TASK TO CARRY OUT → Would you please output all the records exactly as given? Pictures should not appear in the copy.

*** DATASET ***

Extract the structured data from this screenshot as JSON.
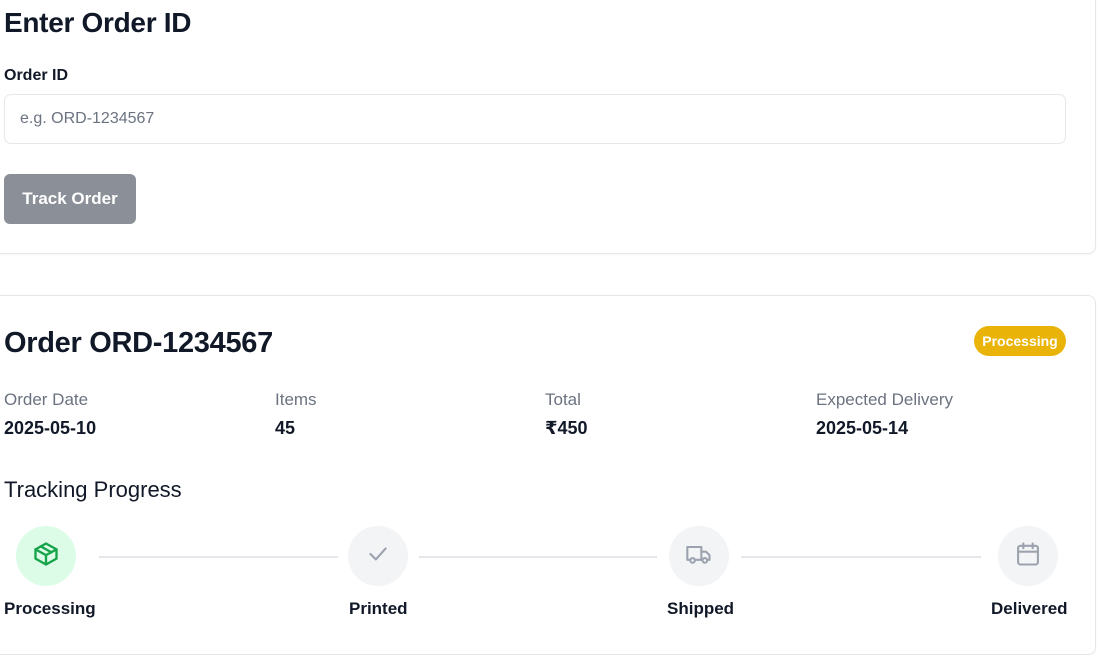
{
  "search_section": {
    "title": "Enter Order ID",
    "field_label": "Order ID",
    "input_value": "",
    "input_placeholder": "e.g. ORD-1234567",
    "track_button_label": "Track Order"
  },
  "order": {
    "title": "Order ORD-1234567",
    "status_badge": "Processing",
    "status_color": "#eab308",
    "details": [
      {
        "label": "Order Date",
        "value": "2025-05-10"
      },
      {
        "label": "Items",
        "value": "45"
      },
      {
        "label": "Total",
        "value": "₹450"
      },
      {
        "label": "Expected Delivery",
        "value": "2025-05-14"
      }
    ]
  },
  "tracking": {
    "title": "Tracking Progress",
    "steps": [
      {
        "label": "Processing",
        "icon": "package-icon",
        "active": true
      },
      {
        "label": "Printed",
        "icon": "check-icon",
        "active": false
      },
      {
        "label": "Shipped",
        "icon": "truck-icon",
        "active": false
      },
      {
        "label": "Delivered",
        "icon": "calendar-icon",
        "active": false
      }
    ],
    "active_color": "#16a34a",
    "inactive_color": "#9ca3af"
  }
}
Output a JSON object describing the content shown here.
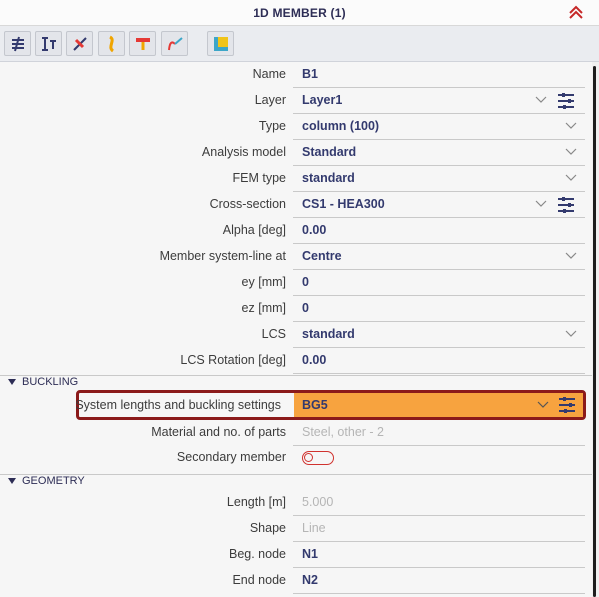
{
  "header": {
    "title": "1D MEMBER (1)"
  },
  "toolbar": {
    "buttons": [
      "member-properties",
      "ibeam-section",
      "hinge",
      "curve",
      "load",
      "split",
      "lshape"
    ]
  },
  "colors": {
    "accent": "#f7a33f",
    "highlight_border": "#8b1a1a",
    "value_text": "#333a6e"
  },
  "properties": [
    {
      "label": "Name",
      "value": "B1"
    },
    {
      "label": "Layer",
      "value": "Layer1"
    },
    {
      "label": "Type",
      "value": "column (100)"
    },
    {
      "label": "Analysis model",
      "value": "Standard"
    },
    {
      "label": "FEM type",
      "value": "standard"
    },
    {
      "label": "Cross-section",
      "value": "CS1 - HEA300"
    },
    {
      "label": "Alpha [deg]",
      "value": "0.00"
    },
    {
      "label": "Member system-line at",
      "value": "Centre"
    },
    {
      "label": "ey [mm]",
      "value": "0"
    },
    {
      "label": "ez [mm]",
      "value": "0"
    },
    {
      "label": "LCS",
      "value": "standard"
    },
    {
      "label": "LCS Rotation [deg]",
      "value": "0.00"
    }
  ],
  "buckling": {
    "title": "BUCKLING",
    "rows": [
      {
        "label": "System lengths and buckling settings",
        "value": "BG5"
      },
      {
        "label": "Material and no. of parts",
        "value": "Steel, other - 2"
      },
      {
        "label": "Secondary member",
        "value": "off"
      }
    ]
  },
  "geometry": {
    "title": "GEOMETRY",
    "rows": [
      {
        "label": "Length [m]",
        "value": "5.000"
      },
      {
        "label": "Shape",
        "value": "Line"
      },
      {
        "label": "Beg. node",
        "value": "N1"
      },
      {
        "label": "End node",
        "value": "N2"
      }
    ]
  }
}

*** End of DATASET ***

SOLUTION →
Extract the structured data from this screenshot as JSON.
{
  "search_section": {
    "title": "Enter Order ID",
    "field_label": "Order ID",
    "input_value": "",
    "input_placeholder": "e.g. ORD-1234567",
    "track_button_label": "Track Order"
  },
  "order": {
    "title": "Order ORD-1234567",
    "status_badge": "Processing",
    "status_color": "#eab308",
    "details": [
      {
        "label": "Order Date",
        "value": "2025-05-10"
      },
      {
        "label": "Items",
        "value": "45"
      },
      {
        "label": "Total",
        "value": "₹450"
      },
      {
        "label": "Expected Delivery",
        "value": "2025-05-14"
      }
    ]
  },
  "tracking": {
    "title": "Tracking Progress",
    "steps": [
      {
        "label": "Processing",
        "icon": "package-icon",
        "active": true
      },
      {
        "label": "Printed",
        "icon": "check-icon",
        "active": false
      },
      {
        "label": "Shipped",
        "icon": "truck-icon",
        "active": false
      },
      {
        "label": "Delivered",
        "icon": "calendar-icon",
        "active": false
      }
    ],
    "active_color": "#16a34a",
    "inactive_color": "#9ca3af"
  }
}
Output a JSON object describing the content shown here.
{
  "header": {
    "title": "1D MEMBER (1)"
  },
  "toolbar": {
    "buttons": [
      "member-properties",
      "ibeam-section",
      "hinge",
      "curve",
      "load",
      "split",
      "lshape"
    ]
  },
  "colors": {
    "accent": "#f7a33f",
    "highlight_border": "#8b1a1a",
    "value_text": "#333a6e"
  },
  "properties": [
    {
      "label": "Name",
      "value": "B1"
    },
    {
      "label": "Layer",
      "value": "Layer1"
    },
    {
      "label": "Type",
      "value": "column (100)"
    },
    {
      "label": "Analysis model",
      "value": "Standard"
    },
    {
      "label": "FEM type",
      "value": "standard"
    },
    {
      "label": "Cross-section",
      "value": "CS1 - HEA300"
    },
    {
      "label": "Alpha [deg]",
      "value": "0.00"
    },
    {
      "label": "Member system-line at",
      "value": "Centre"
    },
    {
      "label": "ey [mm]",
      "value": "0"
    },
    {
      "label": "ez [mm]",
      "value": "0"
    },
    {
      "label": "LCS",
      "value": "standard"
    },
    {
      "label": "LCS Rotation [deg]",
      "value": "0.00"
    }
  ],
  "buckling": {
    "title": "BUCKLING",
    "rows": [
      {
        "label": "System lengths and buckling settings",
        "value": "BG5"
      },
      {
        "label": "Material and no. of parts",
        "value": "Steel, other - 2"
      },
      {
        "label": "Secondary member",
        "value": "off"
      }
    ]
  },
  "geometry": {
    "title": "GEOMETRY",
    "rows": [
      {
        "label": "Length [m]",
        "value": "5.000"
      },
      {
        "label": "Shape",
        "value": "Line"
      },
      {
        "label": "Beg. node",
        "value": "N1"
      },
      {
        "label": "End node",
        "value": "N2"
      }
    ]
  }
}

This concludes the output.